*** Extracted records ***

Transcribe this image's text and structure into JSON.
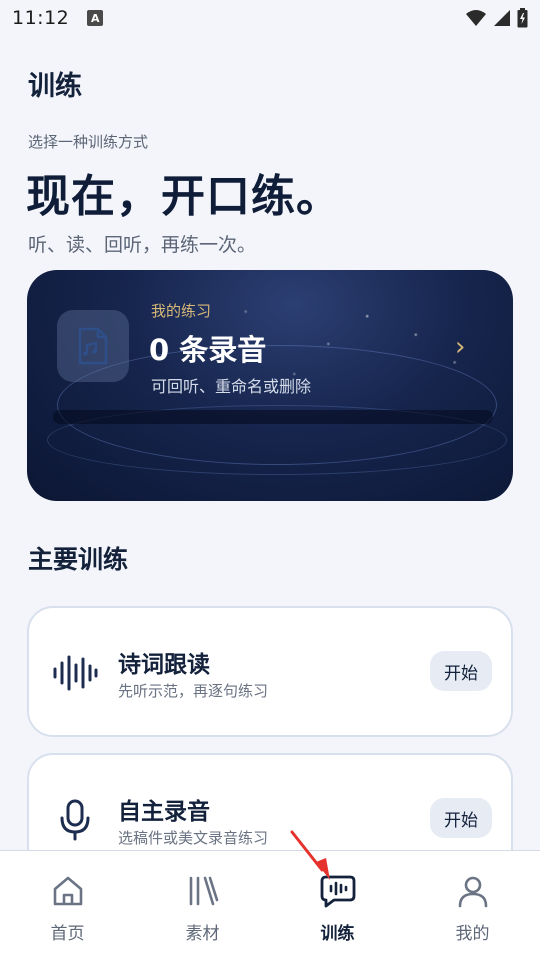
{
  "status": {
    "time": "11:12",
    "badge": "A"
  },
  "page": {
    "title": "训练",
    "subtitle": "选择一种训练方式",
    "headline": "现在，开口练。",
    "tagline": "听、读、回听，再练一次。"
  },
  "practice_card": {
    "label": "我的练习",
    "count": "0 条录音",
    "description": "可回听、重命名或删除",
    "chevron": "›"
  },
  "section": {
    "title": "主要训练"
  },
  "trainings": [
    {
      "title": "诗词跟读",
      "description": "先听示范，再逐句练习",
      "button": "开始",
      "icon": "waveform-icon"
    },
    {
      "title": "自主录音",
      "description": "选稿件或美文录音练习",
      "button": "开始",
      "icon": "microphone-icon"
    }
  ],
  "nav": [
    {
      "label": "首页",
      "icon": "home-icon",
      "active": false
    },
    {
      "label": "素材",
      "icon": "books-icon",
      "active": false
    },
    {
      "label": "训练",
      "icon": "voice-chat-icon",
      "active": true
    },
    {
      "label": "我的",
      "icon": "person-icon",
      "active": false
    }
  ],
  "colors": {
    "background": "#f3f5fa",
    "text_primary": "#13213b",
    "card_dark": "#16254d",
    "accent_gold": "#d8b877",
    "annotation_red": "#e5322d"
  }
}
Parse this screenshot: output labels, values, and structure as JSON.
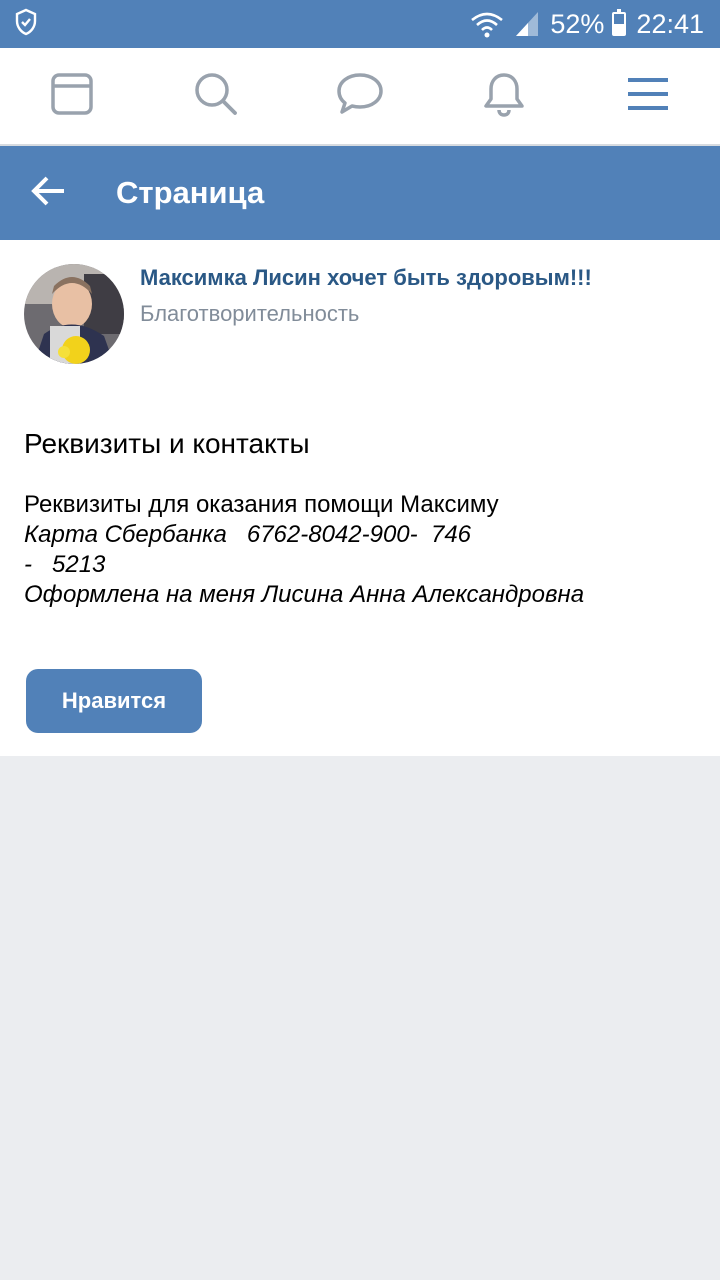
{
  "status_bar": {
    "battery_percent": "52%",
    "battery_level": 0.52,
    "time": "22:41",
    "icons": [
      "shield-icon",
      "wifi-icon",
      "signal-icon",
      "battery-icon"
    ]
  },
  "top_nav": {
    "items": [
      {
        "name": "news",
        "icon": "news-feed-icon"
      },
      {
        "name": "search",
        "icon": "search-icon"
      },
      {
        "name": "messages",
        "icon": "chat-bubble-icon"
      },
      {
        "name": "notifications",
        "icon": "bell-icon"
      },
      {
        "name": "menu",
        "icon": "hamburger-menu-icon"
      }
    ]
  },
  "header": {
    "title": "Страница",
    "back_icon": "arrow-left-icon"
  },
  "group": {
    "name": "Максимка Лисин хочет быть здоровым!!!",
    "category": "Благотворительность"
  },
  "section": {
    "title": "Реквизиты и контакты",
    "lines": [
      "Реквизиты для оказания помощи Максиму",
      "Карта Сбербанка   6762-8042-900-  746",
      "-   5213",
      "Оформлена на меня Лисина Анна Александровна"
    ]
  },
  "like_button": {
    "label": "Нравится"
  },
  "colors": {
    "brand_blue": "#5181b8",
    "link_blue": "#2a5885",
    "secondary_text": "#818c99",
    "page_bg": "#ebedf0",
    "nav_icon_gray": "#99a2ad"
  }
}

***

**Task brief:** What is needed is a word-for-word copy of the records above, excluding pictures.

**Solution to the exercise:**
Transcribe this image's text and structure into JSON.
{
  "status": {
    "time": "11:12",
    "badge": "A"
  },
  "page": {
    "title": "训练",
    "subtitle": "选择一种训练方式",
    "headline": "现在，开口练。",
    "tagline": "听、读、回听，再练一次。"
  },
  "practice_card": {
    "label": "我的练习",
    "count": "0 条录音",
    "description": "可回听、重命名或删除",
    "chevron": "›"
  },
  "section": {
    "title": "主要训练"
  },
  "trainings": [
    {
      "title": "诗词跟读",
      "description": "先听示范，再逐句练习",
      "button": "开始",
      "icon": "waveform-icon"
    },
    {
      "title": "自主录音",
      "description": "选稿件或美文录音练习",
      "button": "开始",
      "icon": "microphone-icon"
    }
  ],
  "nav": [
    {
      "label": "首页",
      "icon": "home-icon",
      "active": false
    },
    {
      "label": "素材",
      "icon": "books-icon",
      "active": false
    },
    {
      "label": "训练",
      "icon": "voice-chat-icon",
      "active": true
    },
    {
      "label": "我的",
      "icon": "person-icon",
      "active": false
    }
  ],
  "colors": {
    "background": "#f3f5fa",
    "text_primary": "#13213b",
    "card_dark": "#16254d",
    "accent_gold": "#d8b877",
    "annotation_red": "#e5322d"
  }
}
Parse this screenshot: output labels, values, and structure as JSON.
{
  "status_bar": {
    "battery_percent": "52%",
    "battery_level": 0.52,
    "time": "22:41",
    "icons": [
      "shield-icon",
      "wifi-icon",
      "signal-icon",
      "battery-icon"
    ]
  },
  "top_nav": {
    "items": [
      {
        "name": "news",
        "icon": "news-feed-icon"
      },
      {
        "name": "search",
        "icon": "search-icon"
      },
      {
        "name": "messages",
        "icon": "chat-bubble-icon"
      },
      {
        "name": "notifications",
        "icon": "bell-icon"
      },
      {
        "name": "menu",
        "icon": "hamburger-menu-icon"
      }
    ]
  },
  "header": {
    "title": "Страница",
    "back_icon": "arrow-left-icon"
  },
  "group": {
    "name": "Максимка Лисин хочет быть здоровым!!!",
    "category": "Благотворительность"
  },
  "section": {
    "title": "Реквизиты и контакты",
    "lines": [
      "Реквизиты для оказания помощи Максиму",
      "Карта Сбербанка   6762-8042-900-  746",
      "-   5213",
      "Оформлена на меня Лисина Анна Александровна"
    ]
  },
  "like_button": {
    "label": "Нравится"
  },
  "colors": {
    "brand_blue": "#5181b8",
    "link_blue": "#2a5885",
    "secondary_text": "#818c99",
    "page_bg": "#ebedf0",
    "nav_icon_gray": "#99a2ad"
  }
}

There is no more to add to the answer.